───── Entries provided ─────

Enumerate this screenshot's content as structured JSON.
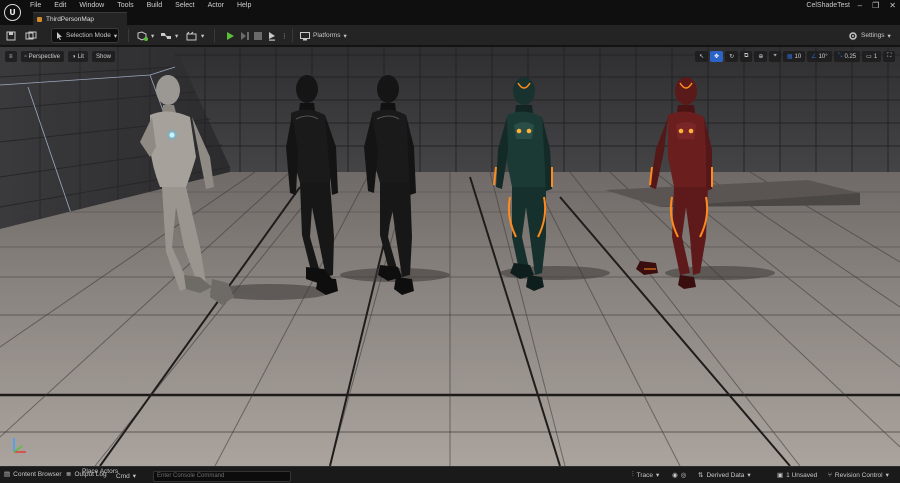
{
  "menu": [
    "File",
    "Edit",
    "Window",
    "Tools",
    "Build",
    "Select",
    "Actor",
    "Help"
  ],
  "tab_title": "ThirdPersonMap",
  "project_name": "CelShadeTest",
  "window_controls": [
    "–",
    "❐",
    "✕"
  ],
  "toolbar": {
    "selection_mode": "Selection Mode",
    "platforms": "Platforms",
    "settings": "Settings"
  },
  "viewport": {
    "perspective": "Perspective",
    "lit": "Lit",
    "show": "Show",
    "grid_snap": "10",
    "rotation_snap": "10°",
    "scale_snap": "0.25",
    "camera_speed": "1"
  },
  "status": {
    "content_browser": "Content Browser",
    "output_log": "Output Log",
    "cmd": "Cmd",
    "cmd_placeholder": "Enter Console Command",
    "place_actors": "Place Actors",
    "trace": "Trace",
    "derived_data": "Derived Data",
    "unsaved": "1 Unsaved",
    "revision_control": "Revision Control"
  },
  "colors": {
    "accent_blue": "#2b63c7",
    "play_green": "#5bbf3a",
    "tab_orange": "#d58a2a",
    "glow_orange": "#ff8a1e"
  }
}
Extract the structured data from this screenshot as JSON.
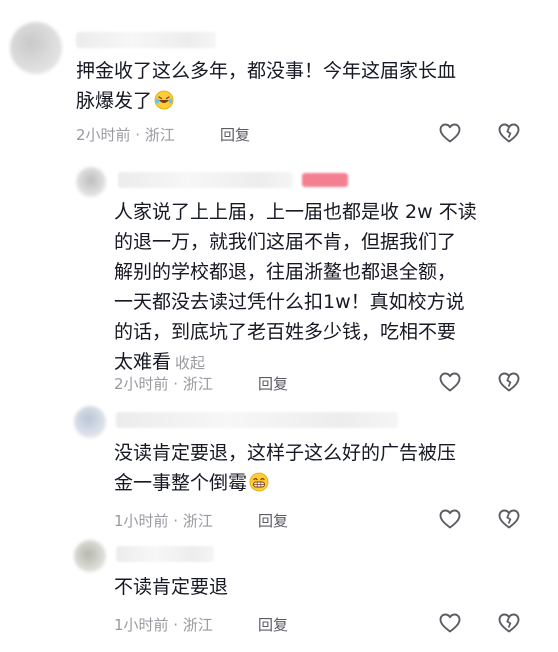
{
  "comments": [
    {
      "text_lines": [
        "押金收了这么多年，都没事！今年这届家长血",
        "脉爆发了"
      ],
      "emoji": "laughing-tears-emoji",
      "time_location": "2小时前 · 浙江",
      "reply_label": "回复"
    },
    {
      "text_lines": [
        "人家说了上上届，上一届也都是收 2w 不读",
        "的退一万，就我们这届不肯，但据我们了",
        "解别的学校都退，往届浙鳌也都退全额，",
        "一天都没去读过凭什么扣1w！真如校方说",
        "的话，到底坑了老百姓多少钱，吃相不要",
        "太难看"
      ],
      "fold_label": "收起",
      "time_location": "2小时前 · 浙江",
      "reply_label": "回复"
    },
    {
      "text_lines": [
        "没读肯定要退，这样子这么好的广告被压",
        "金一事整个倒霉"
      ],
      "emoji": "grinning-emoji",
      "time_location": "1小时前 · 浙江",
      "reply_label": "回复"
    },
    {
      "text_lines": [
        "不读肯定要退"
      ],
      "time_location": "1小时前 · 浙江",
      "reply_label": "回复"
    }
  ],
  "icons": {
    "like": "heart-outline-icon",
    "dislike": "broken-heart-icon"
  },
  "colors": {
    "text": "#161823",
    "meta": "#9a9ba1",
    "badge": "#f26a7e"
  }
}
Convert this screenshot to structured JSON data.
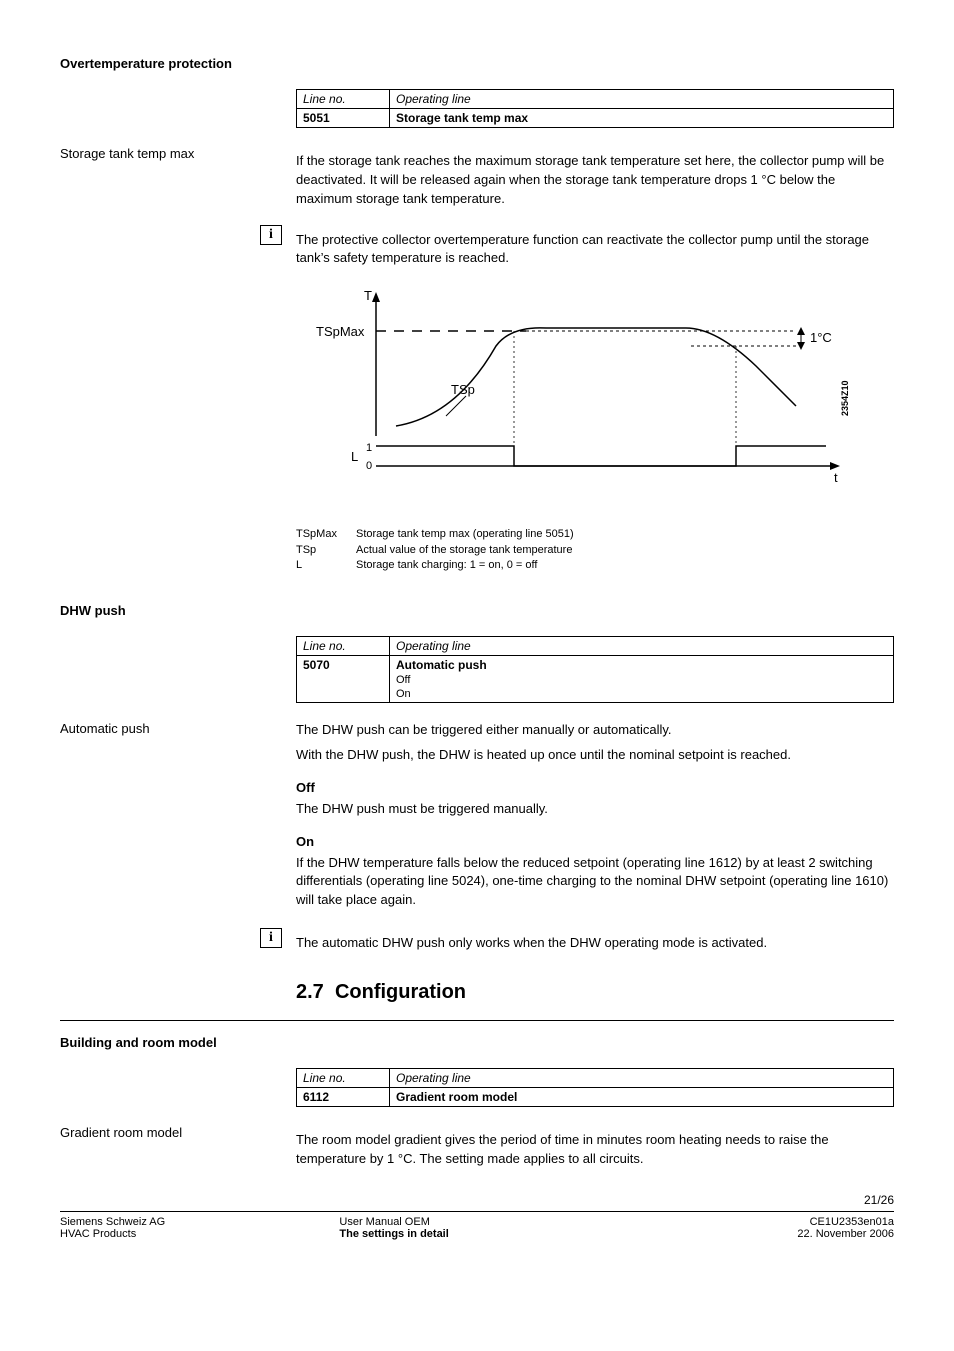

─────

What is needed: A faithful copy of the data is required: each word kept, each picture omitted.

Finished task:
Enumerate this screenshot's content as structured JSON.
{
  "menu": [
    "File",
    "Edit",
    "Window",
    "Tools",
    "Build",
    "Select",
    "Actor",
    "Help"
  ],
  "tab_title": "ThirdPersonMap",
  "project_name": "CelShadeTest",
  "window_controls": [
    "–",
    "❐",
    "✕"
  ],
  "toolbar": {
    "selection_mode": "Selection Mode",
    "platforms": "Platforms",
    "settings": "Settings"
  },
  "viewport": {
    "perspective": "Perspective",
    "lit": "Lit",
    "show": "Show",
    "grid_snap": "10",
    "rotation_snap": "10°",
    "scale_snap": "0.25",
    "camera_speed": "1"
  },
  "status": {
    "content_browser": "Content Browser",
    "output_log": "Output Log",
    "cmd": "Cmd",
    "cmd_placeholder": "Enter Console Command",
    "place_actors": "Place Actors",
    "trace": "Trace",
    "derived_data": "Derived Data",
    "unsaved": "1 Unsaved",
    "revision_control": "Revision Control"
  },
  "colors": {
    "accent_blue": "#2b63c7",
    "play_green": "#5bbf3a",
    "tab_orange": "#d58a2a",
    "glow_orange": "#ff8a1e"
  }
}
Extract the structured data from this screenshot as JSON.
{
  "comments": [
    {
      "text_lines": [
        "押金收了这么多年，都没事！今年这届家长血",
        "脉爆发了"
      ],
      "emoji": "laughing-tears-emoji",
      "time_location": "2小时前 · 浙江",
      "reply_label": "回复"
    },
    {
      "text_lines": [
        "人家说了上上届，上一届也都是收 2w 不读",
        "的退一万，就我们这届不肯，但据我们了",
        "解别的学校都退，往届浙鳌也都退全额，",
        "一天都没去读过凭什么扣1w！真如校方说",
        "的话，到底坑了老百姓多少钱，吃相不要",
        "太难看"
      ],
      "fold_label": "收起",
      "time_location": "2小时前 · 浙江",
      "reply_label": "回复"
    },
    {
      "text_lines": [
        "没读肯定要退，这样子这么好的广告被压",
        "金一事整个倒霉"
      ],
      "emoji": "grinning-emoji",
      "time_location": "1小时前 · 浙江",
      "reply_label": "回复"
    },
    {
      "text_lines": [
        "不读肯定要退"
      ],
      "time_location": "1小时前 · 浙江",
      "reply_label": "回复"
    }
  ],
  "icons": {
    "like": "heart-outline-icon",
    "dislike": "broken-heart-icon"
  },
  "colors": {
    "text": "#161823",
    "meta": "#9a9ba1",
    "badge": "#f26a7e"
  }
}
Convert this screenshot to structured JSON data.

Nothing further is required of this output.